Setting aside any pictures, reproduce the data exactly.

Website and app data records
- - - -
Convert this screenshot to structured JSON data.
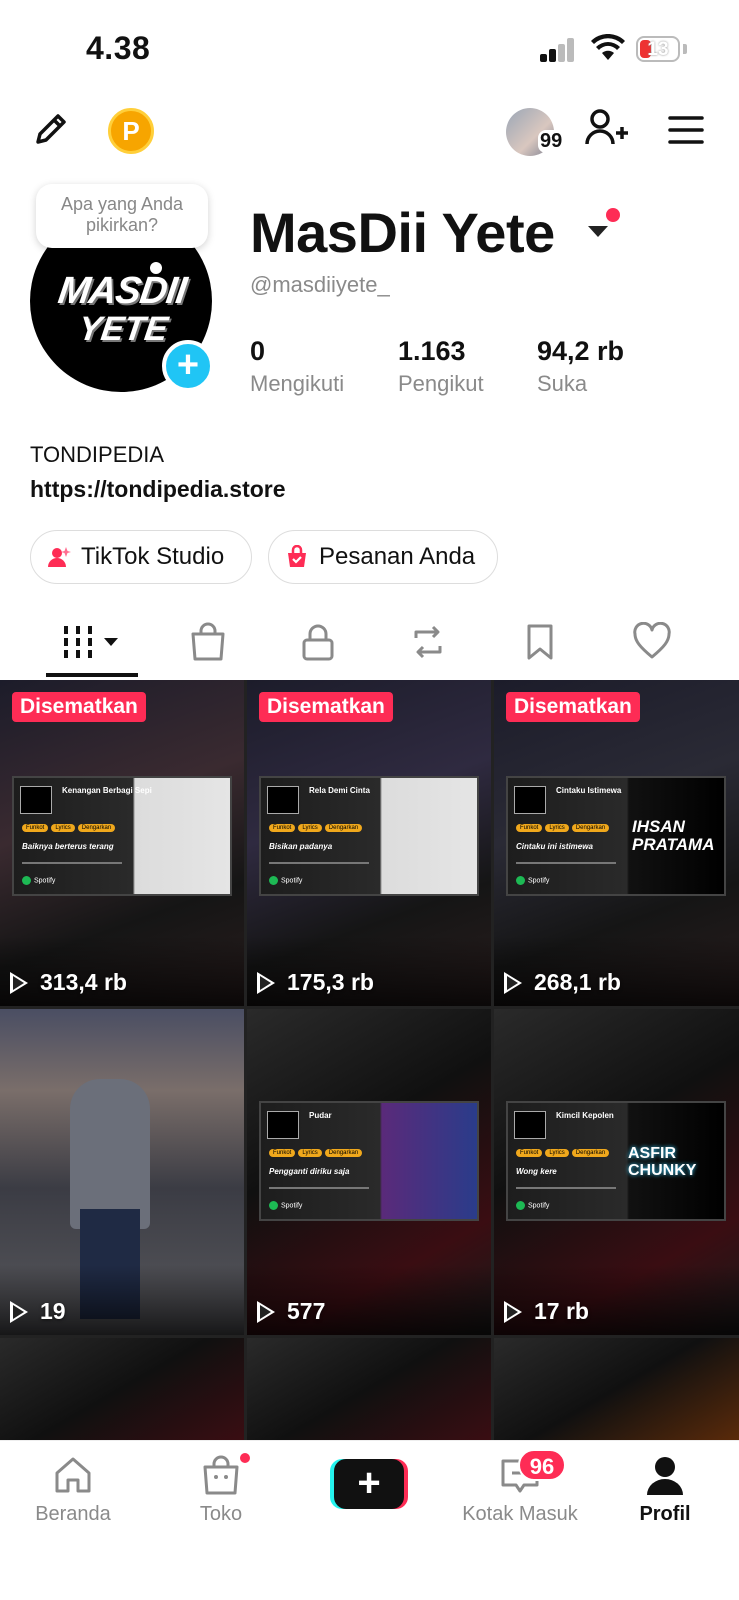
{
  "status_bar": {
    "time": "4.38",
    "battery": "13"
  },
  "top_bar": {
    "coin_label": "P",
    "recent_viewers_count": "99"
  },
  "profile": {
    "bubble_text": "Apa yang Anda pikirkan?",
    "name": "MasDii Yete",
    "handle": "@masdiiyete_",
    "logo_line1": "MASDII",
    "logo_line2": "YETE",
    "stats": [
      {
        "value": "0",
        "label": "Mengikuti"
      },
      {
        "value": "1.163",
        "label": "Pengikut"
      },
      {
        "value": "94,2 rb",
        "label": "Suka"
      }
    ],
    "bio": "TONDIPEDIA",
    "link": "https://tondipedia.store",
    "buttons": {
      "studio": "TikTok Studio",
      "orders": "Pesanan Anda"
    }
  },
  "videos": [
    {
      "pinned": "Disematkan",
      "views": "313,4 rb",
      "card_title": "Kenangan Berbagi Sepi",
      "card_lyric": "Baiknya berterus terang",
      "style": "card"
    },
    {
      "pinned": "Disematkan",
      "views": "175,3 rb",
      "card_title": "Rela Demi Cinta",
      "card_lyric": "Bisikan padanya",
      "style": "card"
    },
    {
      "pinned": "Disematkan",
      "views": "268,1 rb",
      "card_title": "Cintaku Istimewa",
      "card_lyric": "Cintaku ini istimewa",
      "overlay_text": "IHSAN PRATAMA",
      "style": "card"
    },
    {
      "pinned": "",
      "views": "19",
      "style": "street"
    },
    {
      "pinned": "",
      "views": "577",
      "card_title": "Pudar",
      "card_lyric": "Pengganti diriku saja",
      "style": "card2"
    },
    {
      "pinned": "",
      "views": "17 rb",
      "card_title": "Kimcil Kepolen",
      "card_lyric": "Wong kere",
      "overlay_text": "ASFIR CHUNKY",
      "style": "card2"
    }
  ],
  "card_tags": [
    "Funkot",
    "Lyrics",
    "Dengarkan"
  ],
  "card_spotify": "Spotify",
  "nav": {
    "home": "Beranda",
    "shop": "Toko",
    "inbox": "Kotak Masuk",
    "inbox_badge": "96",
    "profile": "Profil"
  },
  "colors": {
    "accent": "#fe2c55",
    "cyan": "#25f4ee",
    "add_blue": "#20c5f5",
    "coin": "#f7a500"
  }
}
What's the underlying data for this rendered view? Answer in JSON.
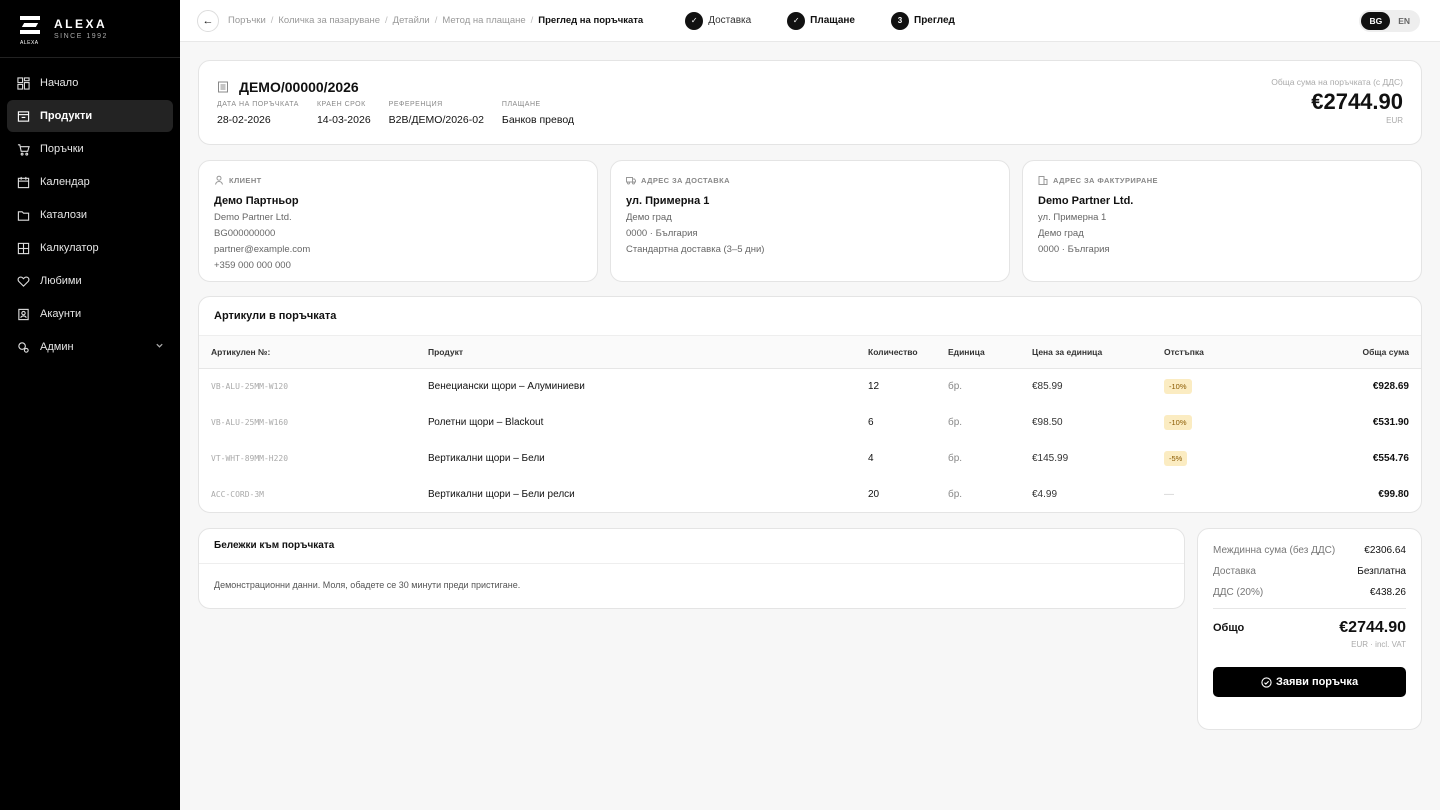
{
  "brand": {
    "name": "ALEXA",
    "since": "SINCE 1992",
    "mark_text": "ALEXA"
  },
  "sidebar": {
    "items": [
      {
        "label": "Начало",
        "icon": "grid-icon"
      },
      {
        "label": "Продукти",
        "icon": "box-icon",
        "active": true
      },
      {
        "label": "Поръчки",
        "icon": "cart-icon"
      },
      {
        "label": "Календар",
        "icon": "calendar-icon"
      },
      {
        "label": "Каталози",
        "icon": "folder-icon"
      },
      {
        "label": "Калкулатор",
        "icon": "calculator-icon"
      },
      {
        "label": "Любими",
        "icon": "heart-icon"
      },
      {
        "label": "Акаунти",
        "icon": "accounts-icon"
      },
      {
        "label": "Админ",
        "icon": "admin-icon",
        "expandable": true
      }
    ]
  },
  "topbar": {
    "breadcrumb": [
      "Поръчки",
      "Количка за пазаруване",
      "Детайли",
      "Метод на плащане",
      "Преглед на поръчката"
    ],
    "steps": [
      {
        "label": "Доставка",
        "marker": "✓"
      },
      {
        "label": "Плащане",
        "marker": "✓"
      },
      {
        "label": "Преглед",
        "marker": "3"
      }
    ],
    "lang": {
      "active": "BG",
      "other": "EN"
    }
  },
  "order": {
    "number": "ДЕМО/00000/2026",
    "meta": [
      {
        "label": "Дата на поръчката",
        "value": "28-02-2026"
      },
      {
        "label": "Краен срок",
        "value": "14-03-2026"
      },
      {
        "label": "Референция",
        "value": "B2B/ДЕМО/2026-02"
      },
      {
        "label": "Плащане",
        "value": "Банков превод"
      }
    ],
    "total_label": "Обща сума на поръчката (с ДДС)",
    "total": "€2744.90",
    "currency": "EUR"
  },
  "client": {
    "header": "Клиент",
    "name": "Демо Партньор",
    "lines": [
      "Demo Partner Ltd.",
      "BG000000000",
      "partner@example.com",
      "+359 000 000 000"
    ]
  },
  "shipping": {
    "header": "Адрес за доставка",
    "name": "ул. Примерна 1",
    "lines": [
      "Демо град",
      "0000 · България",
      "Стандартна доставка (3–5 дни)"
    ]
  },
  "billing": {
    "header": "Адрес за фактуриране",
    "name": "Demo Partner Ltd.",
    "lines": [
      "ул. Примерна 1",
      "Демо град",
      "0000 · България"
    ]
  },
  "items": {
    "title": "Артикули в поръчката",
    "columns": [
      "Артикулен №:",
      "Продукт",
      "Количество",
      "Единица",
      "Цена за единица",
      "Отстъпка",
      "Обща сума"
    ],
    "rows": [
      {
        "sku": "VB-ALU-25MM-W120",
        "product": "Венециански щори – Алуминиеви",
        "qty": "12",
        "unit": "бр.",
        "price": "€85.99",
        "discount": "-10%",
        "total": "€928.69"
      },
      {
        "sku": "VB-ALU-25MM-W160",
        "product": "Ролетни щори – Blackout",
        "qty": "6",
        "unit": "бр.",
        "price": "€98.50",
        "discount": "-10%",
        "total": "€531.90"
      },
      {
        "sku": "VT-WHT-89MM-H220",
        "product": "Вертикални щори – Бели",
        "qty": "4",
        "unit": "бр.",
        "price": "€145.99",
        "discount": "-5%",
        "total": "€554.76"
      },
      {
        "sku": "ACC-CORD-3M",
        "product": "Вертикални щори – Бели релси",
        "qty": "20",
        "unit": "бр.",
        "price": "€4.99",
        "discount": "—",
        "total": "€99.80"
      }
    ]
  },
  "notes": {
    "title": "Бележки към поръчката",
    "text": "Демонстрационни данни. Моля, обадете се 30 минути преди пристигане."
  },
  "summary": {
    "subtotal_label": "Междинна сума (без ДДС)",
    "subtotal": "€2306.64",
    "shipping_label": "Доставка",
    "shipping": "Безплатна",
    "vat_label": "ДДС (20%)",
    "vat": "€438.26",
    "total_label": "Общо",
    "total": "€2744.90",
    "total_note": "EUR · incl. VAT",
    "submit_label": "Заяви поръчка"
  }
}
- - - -
* **Solution to the problem**:
Convert this screenshot to structured JSON data.
{
  "status_bar": {
    "time": "4.38",
    "battery": "13"
  },
  "top_bar": {
    "coin_label": "P",
    "recent_viewers_count": "99"
  },
  "profile": {
    "bubble_text": "Apa yang Anda pikirkan?",
    "name": "MasDii Yete",
    "handle": "@masdiiyete_",
    "logo_line1": "MASDII",
    "logo_line2": "YETE",
    "stats": [
      {
        "value": "0",
        "label": "Mengikuti"
      },
      {
        "value": "1.163",
        "label": "Pengikut"
      },
      {
        "value": "94,2 rb",
        "label": "Suka"
      }
    ],
    "bio": "TONDIPEDIA",
    "link": "https://tondipedia.store",
    "buttons": {
      "studio": "TikTok Studio",
      "orders": "Pesanan Anda"
    }
  },
  "videos": [
    {
      "pinned": "Disematkan",
      "views": "313,4 rb",
      "card_title": "Kenangan Berbagi Sepi",
      "card_lyric": "Baiknya berterus terang",
      "style": "card"
    },
    {
      "pinned": "Disematkan",
      "views": "175,3 rb",
      "card_title": "Rela Demi Cinta",
      "card_lyric": "Bisikan padanya",
      "style": "card"
    },
    {
      "pinned": "Disematkan",
      "views": "268,1 rb",
      "card_title": "Cintaku Istimewa",
      "card_lyric": "Cintaku ini istimewa",
      "overlay_text": "IHSAN PRATAMA",
      "style": "card"
    },
    {
      "pinned": "",
      "views": "19",
      "style": "street"
    },
    {
      "pinned": "",
      "views": "577",
      "card_title": "Pudar",
      "card_lyric": "Pengganti diriku saja",
      "style": "card2"
    },
    {
      "pinned": "",
      "views": "17 rb",
      "card_title": "Kimcil Kepolen",
      "card_lyric": "Wong kere",
      "overlay_text": "ASFIR CHUNKY",
      "style": "card2"
    }
  ],
  "card_tags": [
    "Funkot",
    "Lyrics",
    "Dengarkan"
  ],
  "card_spotify": "Spotify",
  "nav": {
    "home": "Beranda",
    "shop": "Toko",
    "inbox": "Kotak Masuk",
    "inbox_badge": "96",
    "profile": "Profil"
  },
  "colors": {
    "accent": "#fe2c55",
    "cyan": "#25f4ee",
    "add_blue": "#20c5f5",
    "coin": "#f7a500"
  }
}
What's the underlying data for this rendered view? Answer in JSON.
{
  "brand": {
    "name": "ALEXA",
    "since": "SINCE 1992",
    "mark_text": "ALEXA"
  },
  "sidebar": {
    "items": [
      {
        "label": "Начало",
        "icon": "grid-icon"
      },
      {
        "label": "Продукти",
        "icon": "box-icon",
        "active": true
      },
      {
        "label": "Поръчки",
        "icon": "cart-icon"
      },
      {
        "label": "Календар",
        "icon": "calendar-icon"
      },
      {
        "label": "Каталози",
        "icon": "folder-icon"
      },
      {
        "label": "Калкулатор",
        "icon": "calculator-icon"
      },
      {
        "label": "Любими",
        "icon": "heart-icon"
      },
      {
        "label": "Акаунти",
        "icon": "accounts-icon"
      },
      {
        "label": "Админ",
        "icon": "admin-icon",
        "expandable": true
      }
    ]
  },
  "topbar": {
    "breadcrumb": [
      "Поръчки",
      "Количка за пазаруване",
      "Детайли",
      "Метод на плащане",
      "Преглед на поръчката"
    ],
    "steps": [
      {
        "label": "Доставка",
        "marker": "✓"
      },
      {
        "label": "Плащане",
        "marker": "✓"
      },
      {
        "label": "Преглед",
        "marker": "3"
      }
    ],
    "lang": {
      "active": "BG",
      "other": "EN"
    }
  },
  "order": {
    "number": "ДЕМО/00000/2026",
    "meta": [
      {
        "label": "Дата на поръчката",
        "value": "28-02-2026"
      },
      {
        "label": "Краен срок",
        "value": "14-03-2026"
      },
      {
        "label": "Референция",
        "value": "B2B/ДЕМО/2026-02"
      },
      {
        "label": "Плащане",
        "value": "Банков превод"
      }
    ],
    "total_label": "Обща сума на поръчката (с ДДС)",
    "total": "€2744.90",
    "currency": "EUR"
  },
  "client": {
    "header": "Клиент",
    "name": "Демо Партньор",
    "lines": [
      "Demo Partner Ltd.",
      "BG000000000",
      "partner@example.com",
      "+359 000 000 000"
    ]
  },
  "shipping": {
    "header": "Адрес за доставка",
    "name": "ул. Примерна 1",
    "lines": [
      "Демо град",
      "0000 · България",
      "Стандартна доставка (3–5 дни)"
    ]
  },
  "billing": {
    "header": "Адрес за фактуриране",
    "name": "Demo Partner Ltd.",
    "lines": [
      "ул. Примерна 1",
      "Демо град",
      "0000 · България"
    ]
  },
  "items": {
    "title": "Артикули в поръчката",
    "columns": [
      "Артикулен №:",
      "Продукт",
      "Количество",
      "Единица",
      "Цена за единица",
      "Отстъпка",
      "Обща сума"
    ],
    "rows": [
      {
        "sku": "VB-ALU-25MM-W120",
        "product": "Венециански щори – Алуминиеви",
        "qty": "12",
        "unit": "бр.",
        "price": "€85.99",
        "discount": "-10%",
        "total": "€928.69"
      },
      {
        "sku": "VB-ALU-25MM-W160",
        "product": "Ролетни щори – Blackout",
        "qty": "6",
        "unit": "бр.",
        "price": "€98.50",
        "discount": "-10%",
        "total": "€531.90"
      },
      {
        "sku": "VT-WHT-89MM-H220",
        "product": "Вертикални щори – Бели",
        "qty": "4",
        "unit": "бр.",
        "price": "€145.99",
        "discount": "-5%",
        "total": "€554.76"
      },
      {
        "sku": "ACC-CORD-3M",
        "product": "Вертикални щори – Бели релси",
        "qty": "20",
        "unit": "бр.",
        "price": "€4.99",
        "discount": "—",
        "total": "€99.80"
      }
    ]
  },
  "notes": {
    "title": "Бележки към поръчката",
    "text": "Демонстрационни данни. Моля, обадете се 30 минути преди пристигане."
  },
  "summary": {
    "subtotal_label": "Междинна сума (без ДДС)",
    "subtotal": "€2306.64",
    "shipping_label": "Доставка",
    "shipping": "Безплатна",
    "vat_label": "ДДС (20%)",
    "vat": "€438.26",
    "total_label": "Общо",
    "total": "€2744.90",
    "total_note": "EUR · incl. VAT",
    "submit_label": "Заяви поръчка"
  }
}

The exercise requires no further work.